  • Water Entry - water can enter behind siding materials, such as stucco or synthetic stucco (EIFS), as well as around doors and windows if not properly sealed and/or flashed.  This alone, however, does not constitute an invasive stucco or EIFS inspection.
  • Air Infiltration/Exfiltration - air entry into a building (or air exiting a building) can lead to draftiness within the building and can lead to higher utility bills.  By finding and repairing these air leakage locations, energy costs within the building can be lowered and overall comfort can be increased.
  • Improperly Operating Cooling Equipment - Air conditioning (A/C) and heat pump compressor units can be scanned using an IR camera to help verify even temperature across the component.  An uneven temperature distribution across a running A/C or heat pump compressor unit may indicate a faulty component.  The below photos show a digital and infrared photo of the same properly functioning A/C compressor.

  

  • Leaky HVAC Ductwork - ductwork is meant to convey heated or cooled air from the heating or cooling equipment to the building's interior.  Unsealed or under-insulated ducts will lead to leaking air, lower energy efficiency, and lower interior comfort.
  • Compromised Window Seals - double and triple pane windows have a space between the panes which is often filled with argon or krypton gas.  Argon and krypton gases help to minimize heat transfer through the panes of glass.  In some circumstances, the seal between window seals can be compromised for various reasons.  IR technology can be used to help detect this phenomenon.

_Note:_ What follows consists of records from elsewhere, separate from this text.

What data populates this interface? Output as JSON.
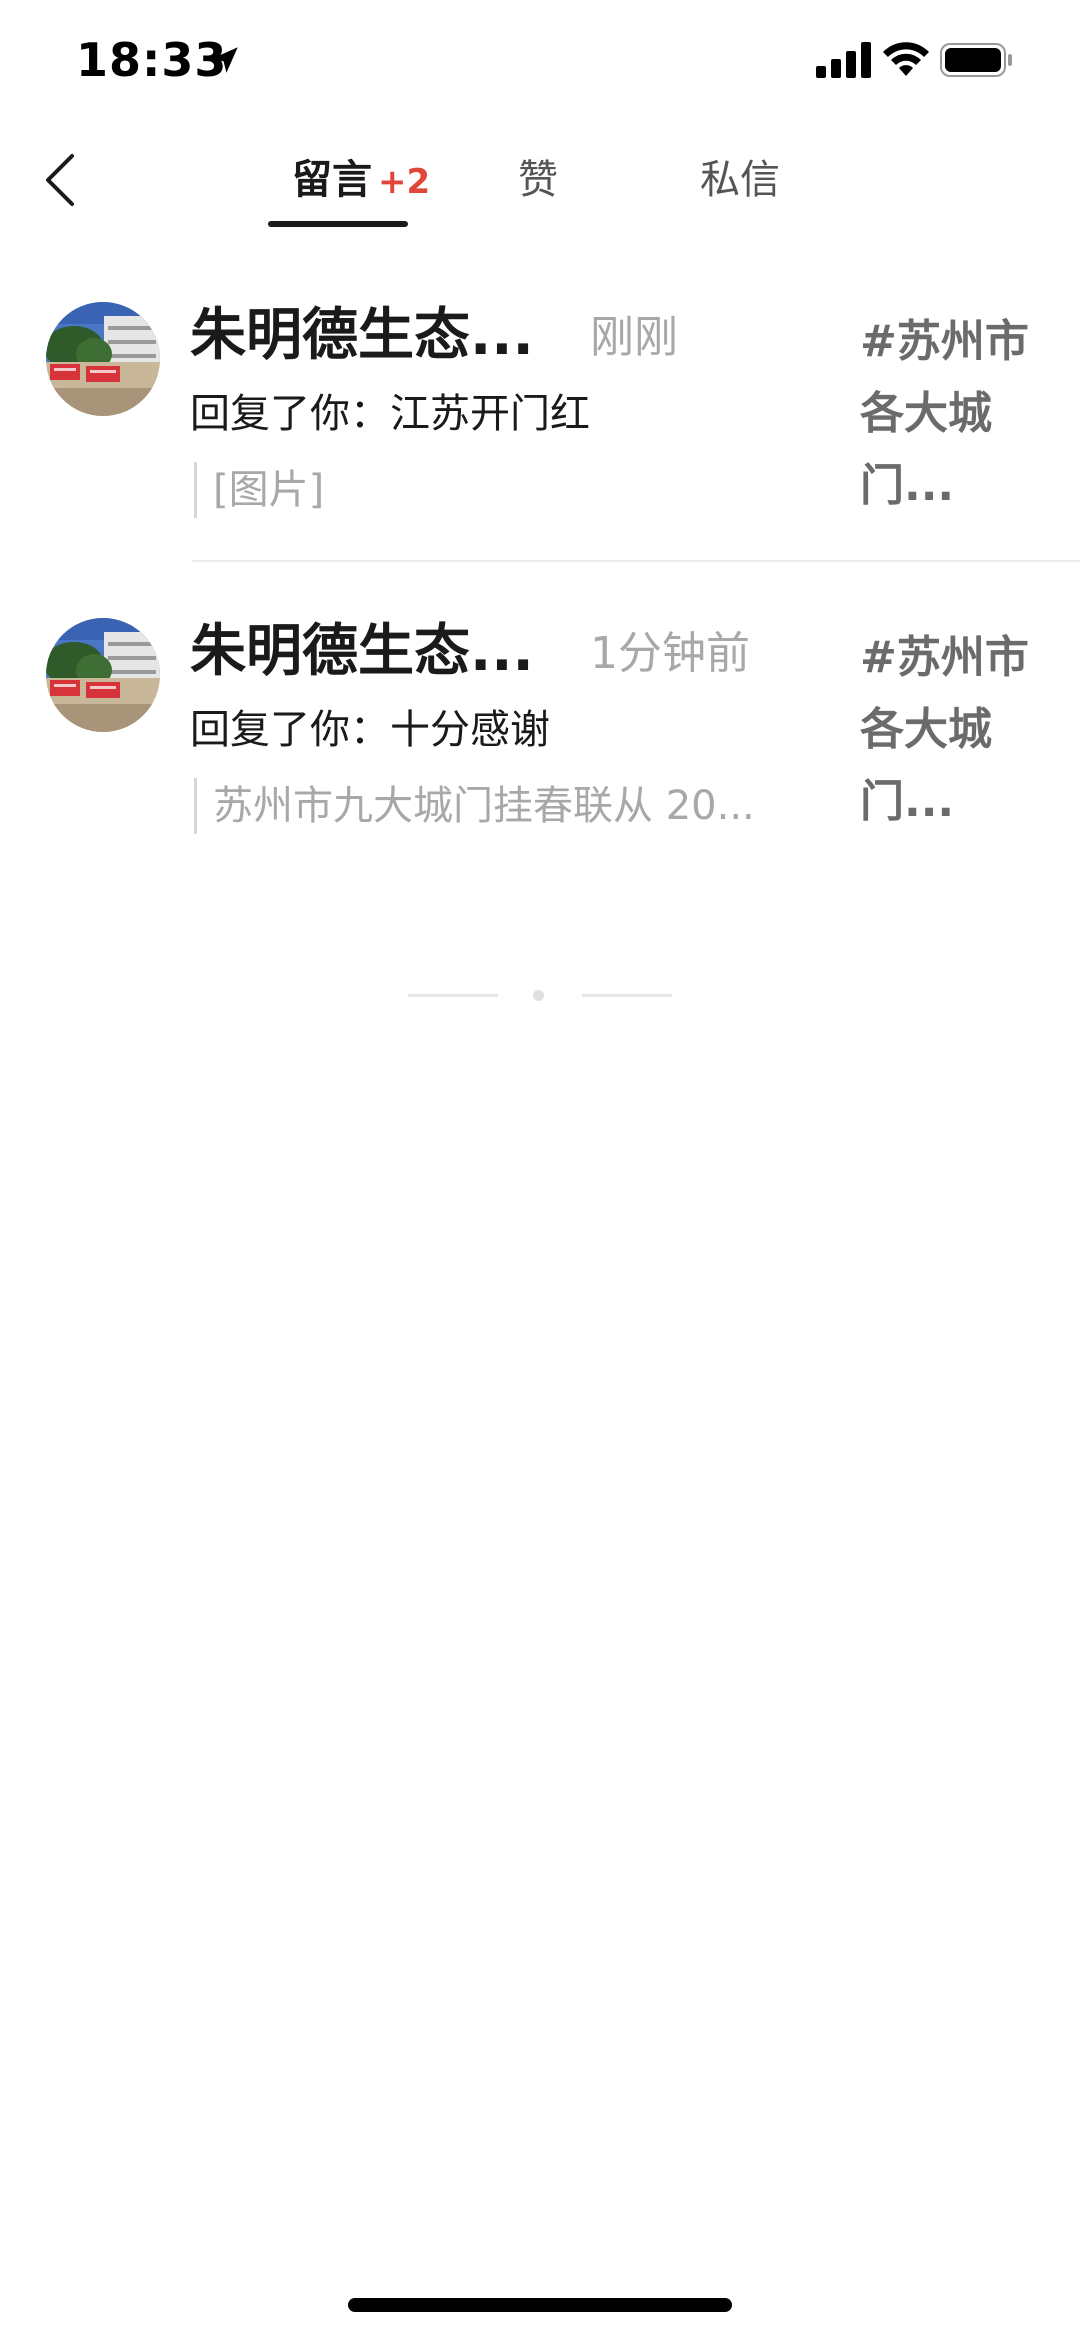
{
  "status_bar": {
    "time": "18:33",
    "icons": [
      "location-arrow-icon",
      "signal-icon",
      "wifi-icon",
      "battery-icon"
    ]
  },
  "header": {
    "back_icon": "chevron-left-icon",
    "tabs": [
      {
        "label": "留言",
        "badge": "+2",
        "active": true
      },
      {
        "label": "赞",
        "active": false
      },
      {
        "label": "私信",
        "active": false
      }
    ]
  },
  "notifications": [
    {
      "name": "朱明德生态...",
      "time": "刚刚",
      "text": "回复了你：江苏开门红",
      "quote": "[图片]",
      "topic": "#苏州市各大城门..."
    },
    {
      "name": "朱明德生态...",
      "time": "1分钟前",
      "text": "回复了你：十分感谢",
      "quote": "苏州市九大城门挂春联从 20...",
      "topic": "#苏州市各大城门..."
    }
  ],
  "colors": {
    "badge": "#e0463a",
    "primary_text": "#1a1a1a",
    "secondary_text": "#a8a8a8",
    "topic_text": "#6b6b6b"
  }
}
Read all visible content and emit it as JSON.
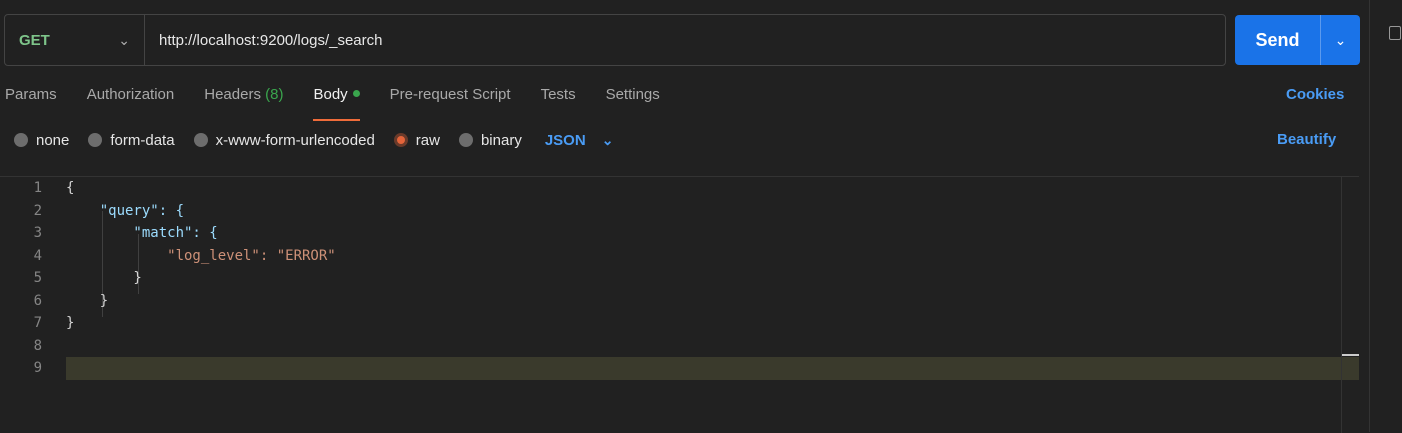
{
  "request": {
    "method": "GET",
    "url": "http://localhost:9200/logs/_search",
    "send_label": "Send"
  },
  "tabs": [
    {
      "label": "Params"
    },
    {
      "label": "Authorization"
    },
    {
      "label": "Headers",
      "count": "(8)"
    },
    {
      "label": "Body",
      "active": true
    },
    {
      "label": "Pre-request Script"
    },
    {
      "label": "Tests"
    },
    {
      "label": "Settings"
    }
  ],
  "cookies_label": "Cookies",
  "body_types": [
    {
      "label": "none"
    },
    {
      "label": "form-data"
    },
    {
      "label": "x-www-form-urlencoded"
    },
    {
      "label": "raw",
      "selected": true
    },
    {
      "label": "binary"
    }
  ],
  "language": "JSON",
  "beautify_label": "Beautify",
  "editor": {
    "line_numbers": [
      "1",
      "2",
      "3",
      "4",
      "5",
      "6",
      "7",
      "8",
      "9"
    ],
    "lines": [
      "{",
      "    \"query\": {",
      "        \"match\": {",
      "            \"log_level\": \"ERROR\"",
      "        }",
      "    }",
      "}",
      "",
      ""
    ]
  },
  "colors": {
    "accent": "#1a73e8",
    "method_get": "#7ec58a",
    "active_tab_underline": "#ef6c3a",
    "link": "#4a9cf5"
  }
}
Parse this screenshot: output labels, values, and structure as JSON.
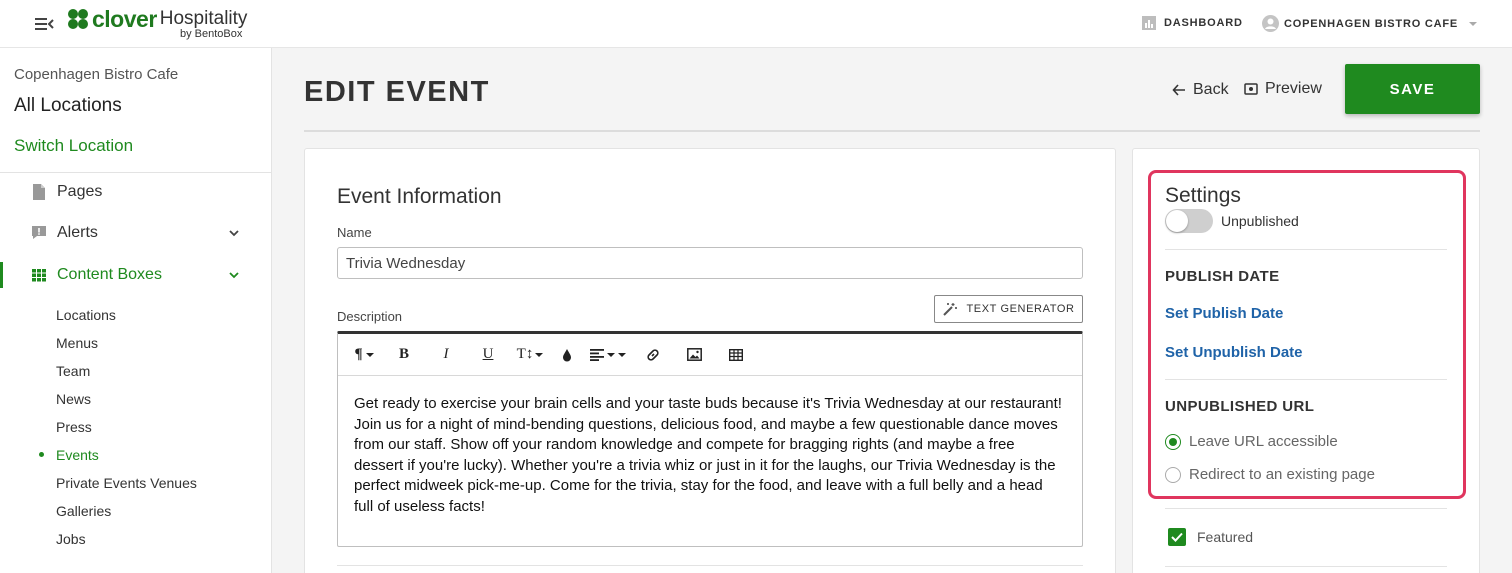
{
  "topbar": {
    "logo_name": "clover",
    "logo_product": "Hospitality",
    "logo_by": "by BentoBox",
    "dashboard_label": "DASHBOARD",
    "account_label": "COPENHAGEN BISTRO CAFE"
  },
  "sidebar": {
    "org_name": "Copenhagen Bistro Cafe",
    "all_locations": "All Locations",
    "switch_location": "Switch Location",
    "items": [
      {
        "label": "Pages",
        "icon": "page-icon"
      },
      {
        "label": "Alerts",
        "icon": "alert-icon"
      },
      {
        "label": "Content Boxes",
        "icon": "grid-icon"
      }
    ],
    "sub_items": [
      "Locations",
      "Menus",
      "Team",
      "News",
      "Press",
      "Events",
      "Private Events Venues",
      "Galleries",
      "Jobs"
    ],
    "active_sub": "Events"
  },
  "header": {
    "title": "EDIT EVENT",
    "back_label": "Back",
    "preview_label": "Preview",
    "save_label": "SAVE"
  },
  "event_info": {
    "section_title": "Event Information",
    "name_label": "Name",
    "name_value": "Trivia Wednesday",
    "description_label": "Description",
    "text_generator_label": "TEXT GENERATOR",
    "description_text": "Get ready to exercise your brain cells and your taste buds because it's Trivia Wednesday at our restaurant! Join us for a night of mind-bending questions, delicious food, and maybe a few questionable dance moves from our staff. Show off your random knowledge and compete for bragging rights (and maybe a free dessert if you're lucky). Whether you're a trivia whiz or just in it for the laughs, our Trivia Wednesday is the perfect midweek pick-me-up. Come for the trivia, stay for the food, and leave with a full belly and a head full of useless facts!"
  },
  "settings": {
    "title": "Settings",
    "publish_toggle_label": "Unpublished",
    "publish_toggle_on": false,
    "publish_date_heading": "PUBLISH DATE",
    "set_publish_date": "Set Publish Date",
    "set_unpublish_date": "Set Unpublish Date",
    "unpublished_url_heading": "UNPUBLISHED URL",
    "radio_options": [
      "Leave URL accessible",
      "Redirect to an existing page"
    ],
    "radio_selected": "Leave URL accessible",
    "featured_label": "Featured",
    "featured_checked": true
  },
  "colors": {
    "brand_green": "#1f8a1f",
    "link_blue": "#1f63a8",
    "highlight_pink": "#e0355e"
  }
}
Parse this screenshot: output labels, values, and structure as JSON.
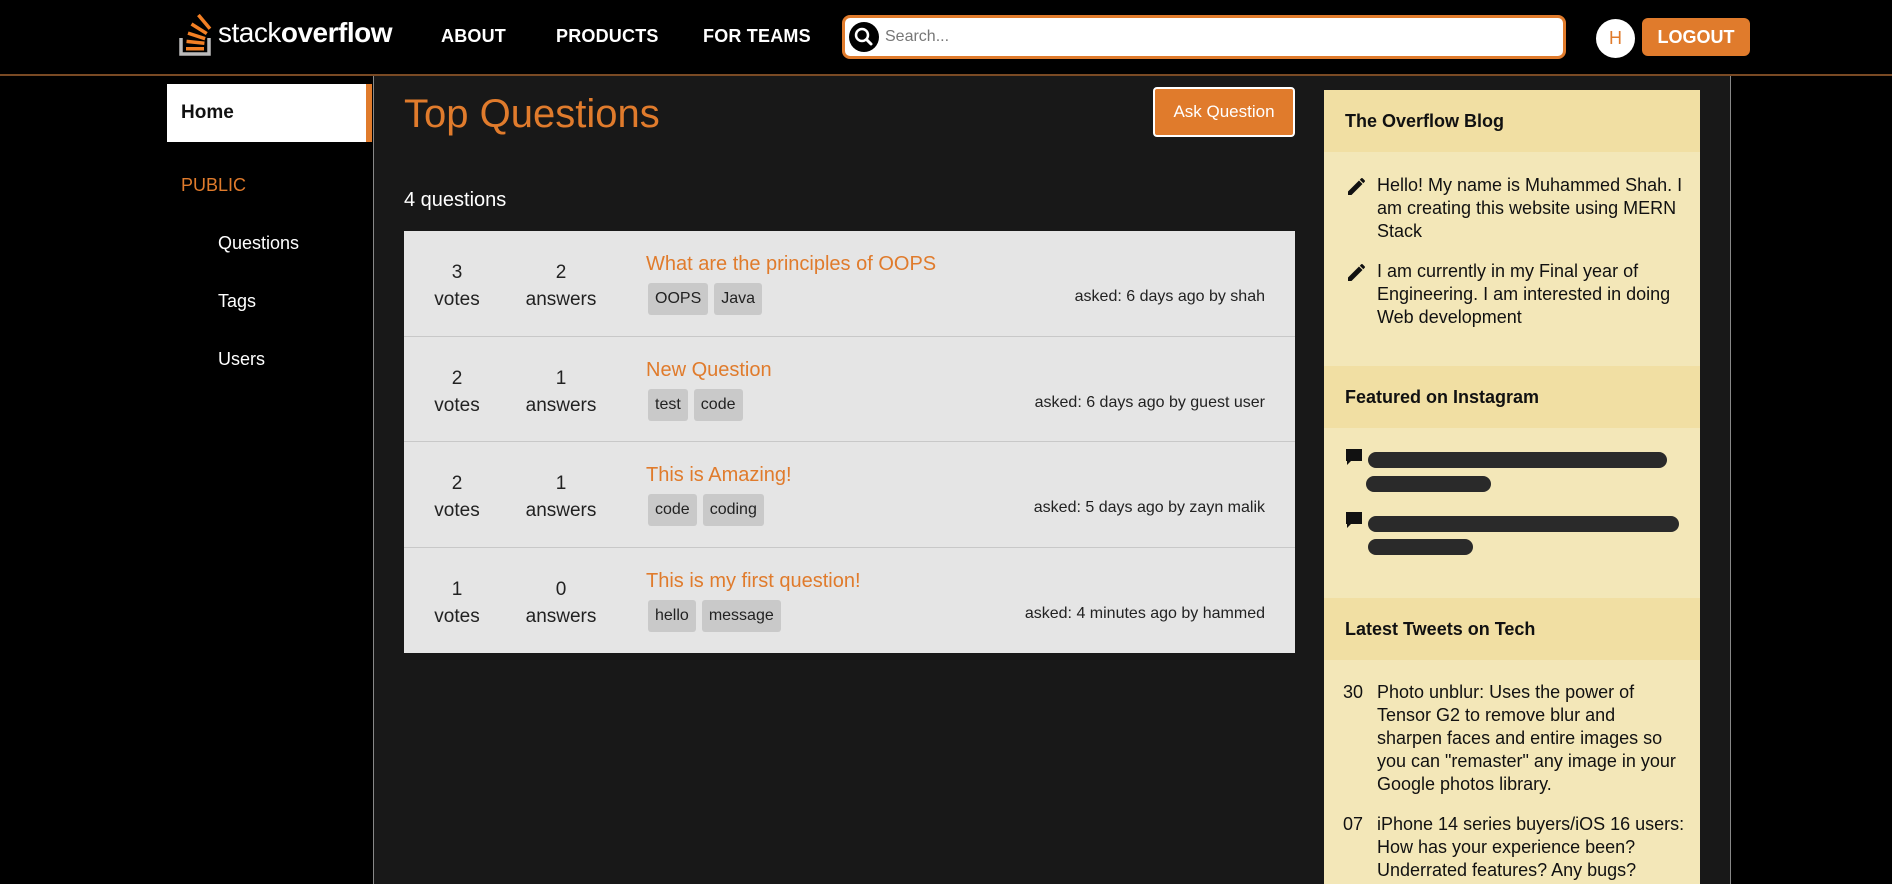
{
  "nav": {
    "logo_part1": "stack",
    "logo_part2": "overflow",
    "links": [
      "ABOUT",
      "PRODUCTS",
      "FOR TEAMS"
    ],
    "search_placeholder": "Search...",
    "avatar_initial": "H",
    "logout_label": "LOGOUT",
    "accent_color": "#e07b2c"
  },
  "sidebar": {
    "home_label": "Home",
    "section_label": "PUBLIC",
    "items": [
      "Questions",
      "Tags",
      "Users"
    ]
  },
  "main": {
    "title": "Top Questions",
    "ask_label": "Ask Question",
    "question_count": "4 questions",
    "questions": [
      {
        "votes": "3",
        "votes_label": "votes",
        "answers": "2",
        "answers_label": "answers",
        "title": "What are the principles of OOPS",
        "tags": [
          "OOPS",
          "Java"
        ],
        "asked": "asked: 6 days ago by shah"
      },
      {
        "votes": "2",
        "votes_label": "votes",
        "answers": "1",
        "answers_label": "answers",
        "title": "New Question",
        "tags": [
          "test",
          "code"
        ],
        "asked": "asked: 6 days ago by guest user"
      },
      {
        "votes": "2",
        "votes_label": "votes",
        "answers": "1",
        "answers_label": "answers",
        "title": "This is Amazing!",
        "tags": [
          "code",
          "coding"
        ],
        "asked": "asked: 5 days ago by zayn malik"
      },
      {
        "votes": "1",
        "votes_label": "votes",
        "answers": "0",
        "answers_label": "answers",
        "title": "This is my first question!",
        "tags": [
          "hello",
          "message"
        ],
        "asked": "asked: 4 minutes ago by hammed"
      }
    ]
  },
  "widget": {
    "blog_heading": "The Overflow Blog",
    "blog_items": [
      "Hello! My name is Muhammed Shah. I am creating this website using MERN Stack",
      "I am currently in my Final year of Engineering. I am interested in doing Web development"
    ],
    "instagram_heading": "Featured on Instagram",
    "tweets_heading": "Latest Tweets on Tech",
    "tweets": [
      {
        "num": "30",
        "text": "Photo unblur: Uses the power of Tensor G2 to remove blur and sharpen faces and entire images so you can \"remaster\" any image in your Google photos library."
      },
      {
        "num": "07",
        "text": "iPhone 14 series buyers/iOS 16 users: How has your experience been? Underrated features? Any bugs?"
      }
    ]
  }
}
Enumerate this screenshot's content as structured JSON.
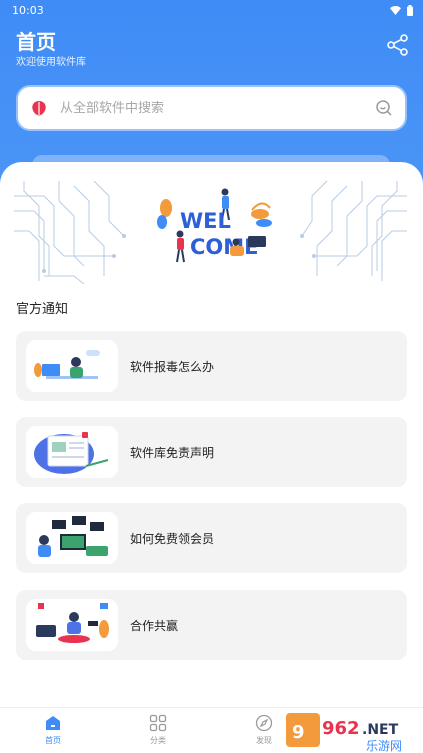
{
  "status_bar": {
    "time": "10:03"
  },
  "header": {
    "title": "首页",
    "subtitle": "欢迎使用软件库"
  },
  "search": {
    "placeholder": "从全部软件中搜索"
  },
  "banner": {
    "text_line1": "WEL",
    "text_line2": "COME"
  },
  "notices": {
    "title": "官方通知",
    "items": [
      {
        "label": "软件报毒怎么办"
      },
      {
        "label": "软件库免责声明"
      },
      {
        "label": "如何免费领会员"
      },
      {
        "label": "合作共赢"
      }
    ]
  },
  "nav": {
    "items": [
      {
        "label": "首页",
        "icon": "home-icon",
        "active": true
      },
      {
        "label": "分类",
        "icon": "grid-icon",
        "active": false
      },
      {
        "label": "发现",
        "icon": "compass-icon",
        "active": false
      }
    ]
  },
  "watermark": {
    "number": "962",
    "suffix": ".NET",
    "brand": "乐游网"
  },
  "colors": {
    "primary": "#3f8cf7",
    "card": "#f3f3f3",
    "brand_red": "#e8344e"
  }
}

Some other IR applications (not performed by this company) entail:

  • Search and Rescue - IR technology is used to assist in search and rescue events, such as in dense areas like forrests, where visual-only searches often prove difficult and time-consuming.
  • Cancer Detection - some studies have shown that IR technology can be useful in early detection of some cancers, such as breast cancer, before other more commonly used technologies may indicate issues.
  • Pain Diagnosis/Treatment - since pain in a certain body part often runs hand and hand with increased blood flow to that area, that body part will often be warmer than other adjacent areas.  IR technology can see the areas of increased blood flow.  IR is used even to see varicose veins.  Some veterinarians use IR technology to help diagnose horse hoof/joint problems.

 

Learn more about Infrared Thermography here.


Matthew Steger, owner/inspector of WIN Home Inspection, is an ASHI Certified Inspector (ACI) and  a Certified Level 1 Infrared Thermographer).  He can be reached at: (717) 361-9467 or msteger@wini.com.

The contents of this webpage were authored by Matthew Steger, ACI - owner of WIN Home Inspection in Elizabethtown, PA.  No website content may be reproduced or copied without prior written consent of Matthew Steger.

WIN Home Inspection provides home inspection services in Lancaster, Elizabethtown, Ephrata, Mount Joy, Denver, Lititz, New Holland, Hershey, Gap, Reinholds, Landisville, Columbia, Annville, Lebanon, Cleona, Manheim, Willow Street and surrounding areas.